After the Micro League Gala on Saturday at the Wigan Life Centre, the poolside staff and management have commented on the unacceptable state of the poolside that Wigan Swimming Club (WASPS) swimmers left it in after the gala finished. I have attached the photos to show the mess that our team left behind. This shows a complete disregard for the pool that is our home away from home. If this happens again, we could potenitally lose the use of the pool as a venue for galas and possibly training.
Parents of swimmers, if you’re supplying YOUR children with sweets etc. I expect your children to know how to tidy up their mess at the end of the gala by taking any rubbish to the nearest bin bag or taking it home with them.
As the Greater Manchester Age Groups are running over the next 2 weekends, here is an idea of what children should be snacking on whilst poolside at a gala.
What to eat during swimming competitions
When preparing to compete at a swimming competition you need to pay careful attention to nutrition. Here are some tips about what to eat during swimming competitions.
The day before
When competition time comes round, you’ll have plenty on your mind. So the day before the event keep exercise to a minimum – if anything at all – and eat meals and snacks high in complex carbohydrates. You need to keep those glycogen stores topped up.
- Drink fluids little and often to stay properly hydrated.
- Eat little and often – every two to four hours to keep your blood sugar levels steady and fuel your muscles in preparation for your event.
- Avoid big meals or over-eating in the evening – this will almost certainly make you feel uncomfortable and lethargic the next day.
- Try to stick to familiar foods. Curries, spicy foods, baked beans and pulses (unless you are used to eating them) can cause gas and bloating, so avoid eating anything that may cause stomach discomfort the next day. It’s best to stick to foods that you are familiar and compatible with!
The morning of the event
Don’t swim on empty. Even if you feel nervous, make breakfast happen. Stick to easily digested foods – cereal with milk, porridge, banana with yoghurt, some fruit or toast with jam.
If you’re really struggling, try liquid meals such as milkshakes, yoghurt drinks or a smoothie.
It’s a good idea to rehearse your competition meal routine in training so you know exactly what agrees with you.
Snacks between heats
Try to eat as soon as possible after your swim to give yourself as long as possible to recover if you have to swim again.

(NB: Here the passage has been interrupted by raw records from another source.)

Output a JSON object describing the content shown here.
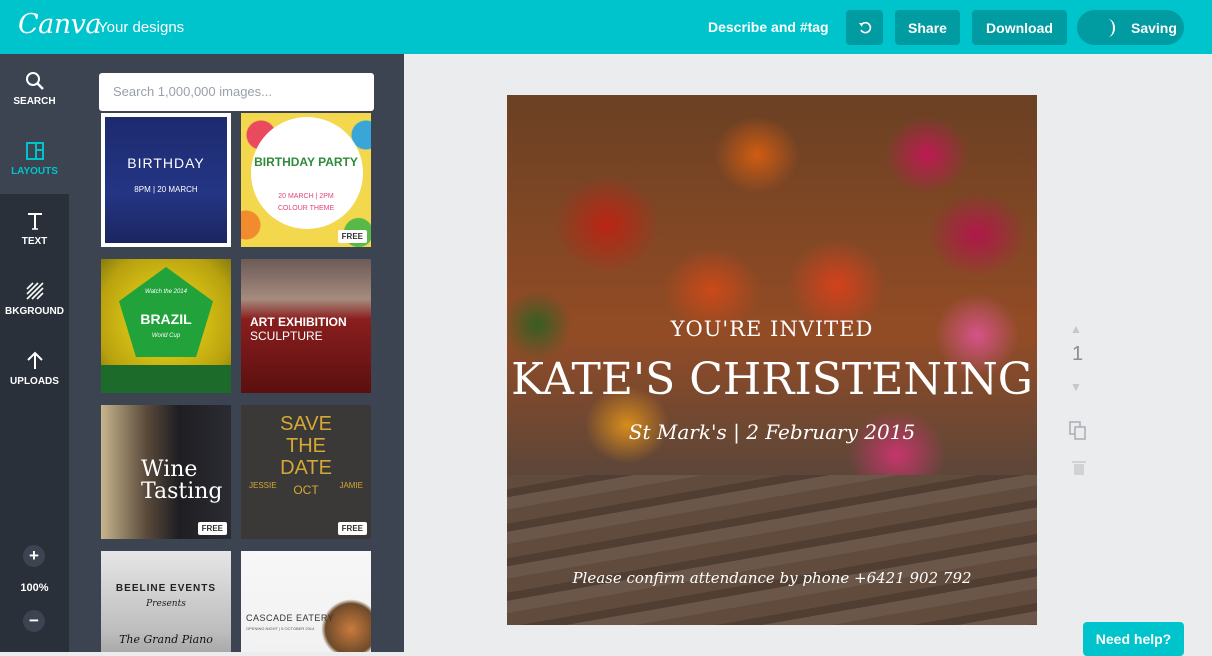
{
  "app": {
    "logo": "Canva",
    "your_designs": "Your designs"
  },
  "topbar": {
    "describe": "Describe and #tag",
    "share": "Share",
    "download": "Download",
    "saving": "Saving"
  },
  "rail": {
    "items": [
      {
        "label": "SEARCH",
        "icon": "search-icon"
      },
      {
        "label": "LAYOUTS",
        "icon": "layouts-icon"
      },
      {
        "label": "TEXT",
        "icon": "text-icon"
      },
      {
        "label": "BKGROUND",
        "icon": "background-icon"
      },
      {
        "label": "UPLOADS",
        "icon": "upload-icon"
      }
    ],
    "zoom": "100%"
  },
  "panel": {
    "search_placeholder": "Search 1,000,000 images...",
    "tiles": [
      {
        "title": "BIRTHDAY",
        "sub": "8PM | 20 MARCH",
        "free": ""
      },
      {
        "title": "BIRTHDAY PARTY",
        "sub": "20 MARCH | 2PM",
        "sub2": "COLOUR THEME",
        "free": "FREE"
      },
      {
        "title": "BRAZIL",
        "sub": "Watch the 2014",
        "sub2": "World Cup",
        "free": ""
      },
      {
        "title": "ART EXHIBITION",
        "sub": "SCULPTURE",
        "free": ""
      },
      {
        "title": "Wine",
        "sub": "Tasting",
        "free": "FREE"
      },
      {
        "title": "SAVE THE DATE",
        "sub": "JESSIE",
        "sub2": "OCT",
        "sub3": "JAMIE",
        "free": "FREE"
      },
      {
        "title": "BEELINE EVENTS",
        "sub": "Presents",
        "sub2": "The Grand Piano",
        "free": ""
      },
      {
        "title": "CASCADE EATERY",
        "sub": "OPENING NIGHT | 5 OCTOBER 2014",
        "free": ""
      }
    ]
  },
  "design": {
    "invited": "YOU'RE INVITED",
    "title": "KATE'S CHRISTENING",
    "place": "St Mark's | 2 February 2015",
    "rsvp": "Please confirm attendance by phone +6421 902 792"
  },
  "page_number": "1",
  "help": "Need help?"
}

High fat and simple sugar foods, like sweets will do you no favours in competition. Instead search out complex carbohydrates again.
The list below offers great food options to be snacking on in and around training for a competition. Remember to keep eating healthy foods from your regular diet though, such as fresh vegetables, nuts and fruits.
- Water, diluted fruit juice with a pinch of salt
- Pasta salad
- Plain sandwiches e.g. chicken, tuna, cheese with salad, banana, peanut butter
- Bananas, grapes, apples, plums, pears
- Dried fruit e.g. raisins, apricots, mango
- Crackers and rice cakes with bananas and/or honey
- Mini-pancakes, fruit buns
- Cereal bars, fruit bars, sesame snaps
- Yoghurt and yoghurt drinks
- Small bags of unsalted nuts e.g. peanuts, cashews, almonds
- Prepared vegetable crudités e.g. carrots, peppers, cucumber and celery
(Swim England – www.swimming.org)